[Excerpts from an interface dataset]
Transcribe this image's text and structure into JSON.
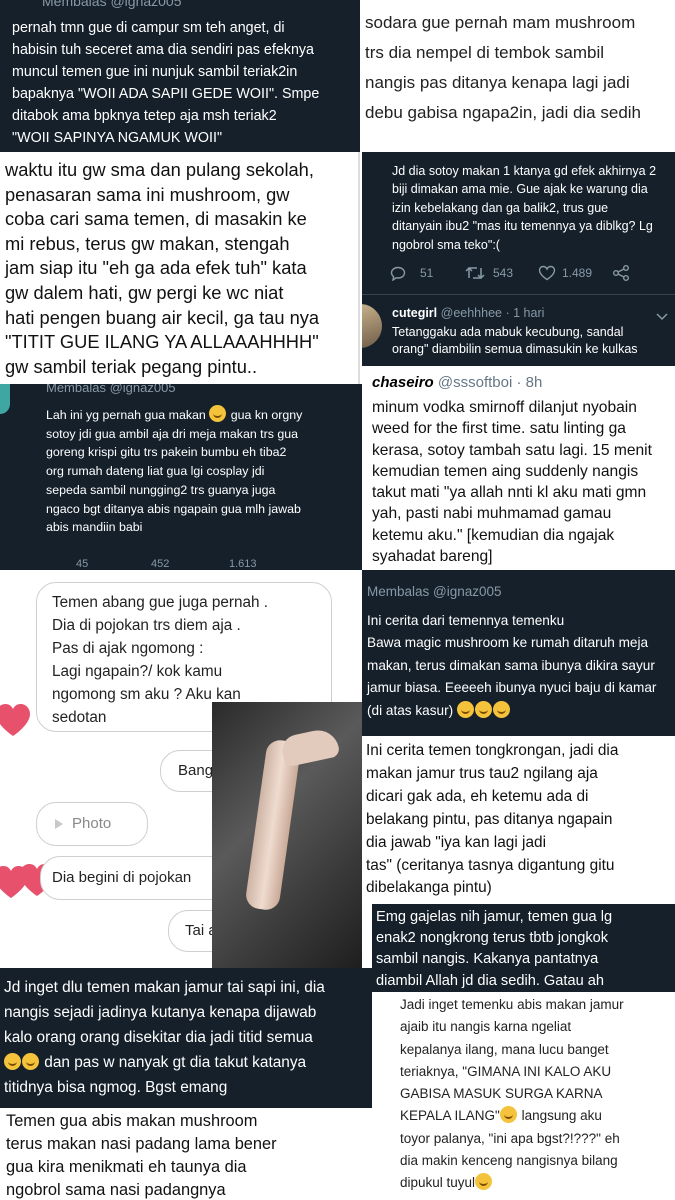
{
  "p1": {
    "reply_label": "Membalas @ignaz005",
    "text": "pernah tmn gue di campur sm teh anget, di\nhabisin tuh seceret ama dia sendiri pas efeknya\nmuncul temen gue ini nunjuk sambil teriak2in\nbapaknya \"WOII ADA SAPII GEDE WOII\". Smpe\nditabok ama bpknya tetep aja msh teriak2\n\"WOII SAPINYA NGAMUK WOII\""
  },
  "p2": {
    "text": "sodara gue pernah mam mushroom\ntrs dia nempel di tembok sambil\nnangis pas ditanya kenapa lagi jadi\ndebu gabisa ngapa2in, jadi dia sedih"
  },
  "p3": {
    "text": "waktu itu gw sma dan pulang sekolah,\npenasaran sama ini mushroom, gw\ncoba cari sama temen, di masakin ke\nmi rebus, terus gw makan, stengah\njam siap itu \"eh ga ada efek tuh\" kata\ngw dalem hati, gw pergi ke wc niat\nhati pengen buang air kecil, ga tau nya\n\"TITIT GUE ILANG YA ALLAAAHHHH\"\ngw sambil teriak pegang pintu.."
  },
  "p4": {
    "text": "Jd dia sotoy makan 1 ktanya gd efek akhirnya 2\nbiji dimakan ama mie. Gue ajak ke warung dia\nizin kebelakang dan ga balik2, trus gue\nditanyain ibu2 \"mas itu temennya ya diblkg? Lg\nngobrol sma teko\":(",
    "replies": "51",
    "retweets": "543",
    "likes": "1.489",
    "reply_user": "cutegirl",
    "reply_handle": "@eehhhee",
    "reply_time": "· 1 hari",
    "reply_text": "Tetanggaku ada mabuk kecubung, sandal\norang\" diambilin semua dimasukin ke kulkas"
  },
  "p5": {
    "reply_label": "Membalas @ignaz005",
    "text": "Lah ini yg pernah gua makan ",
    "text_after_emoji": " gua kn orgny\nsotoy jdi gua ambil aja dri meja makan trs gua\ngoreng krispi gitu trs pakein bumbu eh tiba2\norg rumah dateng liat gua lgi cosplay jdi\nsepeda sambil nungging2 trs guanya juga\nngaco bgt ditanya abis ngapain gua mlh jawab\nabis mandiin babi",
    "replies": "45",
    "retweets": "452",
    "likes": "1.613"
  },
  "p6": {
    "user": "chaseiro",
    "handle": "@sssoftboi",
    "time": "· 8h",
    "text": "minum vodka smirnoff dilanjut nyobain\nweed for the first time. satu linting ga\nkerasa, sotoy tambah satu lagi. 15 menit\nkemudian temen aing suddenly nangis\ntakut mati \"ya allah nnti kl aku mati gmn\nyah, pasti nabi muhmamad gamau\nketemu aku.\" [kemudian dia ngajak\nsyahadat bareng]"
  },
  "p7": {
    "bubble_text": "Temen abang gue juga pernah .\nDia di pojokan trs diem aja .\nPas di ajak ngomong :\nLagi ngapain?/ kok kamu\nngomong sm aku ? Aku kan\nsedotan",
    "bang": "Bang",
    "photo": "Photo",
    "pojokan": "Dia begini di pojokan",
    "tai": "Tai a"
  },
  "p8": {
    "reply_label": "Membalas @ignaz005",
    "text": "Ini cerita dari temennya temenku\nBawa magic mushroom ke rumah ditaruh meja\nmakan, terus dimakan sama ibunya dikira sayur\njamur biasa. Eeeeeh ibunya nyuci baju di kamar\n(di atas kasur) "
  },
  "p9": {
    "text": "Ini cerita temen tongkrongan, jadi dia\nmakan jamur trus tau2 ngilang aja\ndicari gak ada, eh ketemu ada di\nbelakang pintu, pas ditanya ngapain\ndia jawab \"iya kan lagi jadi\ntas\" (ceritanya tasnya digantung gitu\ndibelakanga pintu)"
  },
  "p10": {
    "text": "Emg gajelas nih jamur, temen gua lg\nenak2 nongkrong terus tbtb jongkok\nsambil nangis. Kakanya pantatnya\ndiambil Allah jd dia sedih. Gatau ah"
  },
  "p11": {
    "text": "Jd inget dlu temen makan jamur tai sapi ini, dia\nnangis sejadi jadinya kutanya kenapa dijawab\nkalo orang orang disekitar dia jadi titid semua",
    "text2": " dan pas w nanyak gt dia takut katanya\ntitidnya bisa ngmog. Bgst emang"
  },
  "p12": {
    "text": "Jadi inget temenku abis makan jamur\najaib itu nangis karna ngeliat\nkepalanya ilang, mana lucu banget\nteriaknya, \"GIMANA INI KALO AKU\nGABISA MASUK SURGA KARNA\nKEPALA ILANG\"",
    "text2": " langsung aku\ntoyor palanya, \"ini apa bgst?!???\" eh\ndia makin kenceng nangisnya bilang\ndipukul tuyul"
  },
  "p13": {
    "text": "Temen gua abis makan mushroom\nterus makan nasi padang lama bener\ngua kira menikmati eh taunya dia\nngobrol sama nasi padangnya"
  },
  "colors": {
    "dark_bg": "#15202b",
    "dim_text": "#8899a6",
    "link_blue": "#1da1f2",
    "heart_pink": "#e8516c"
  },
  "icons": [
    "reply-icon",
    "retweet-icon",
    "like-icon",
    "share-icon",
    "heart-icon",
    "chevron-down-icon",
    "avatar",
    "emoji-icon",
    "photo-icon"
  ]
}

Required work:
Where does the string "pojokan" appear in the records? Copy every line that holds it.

Exercise answer:
    "bubble_text": "Temen abang gue juga pernah .\nDia di pojokan trs diem aja .\nPas di ajak ngomong :\nLagi ngapain?/ kok kamu\nngomong sm aku ? Aku kan\nsedotan",
    "pojokan": "Dia begini di pojokan",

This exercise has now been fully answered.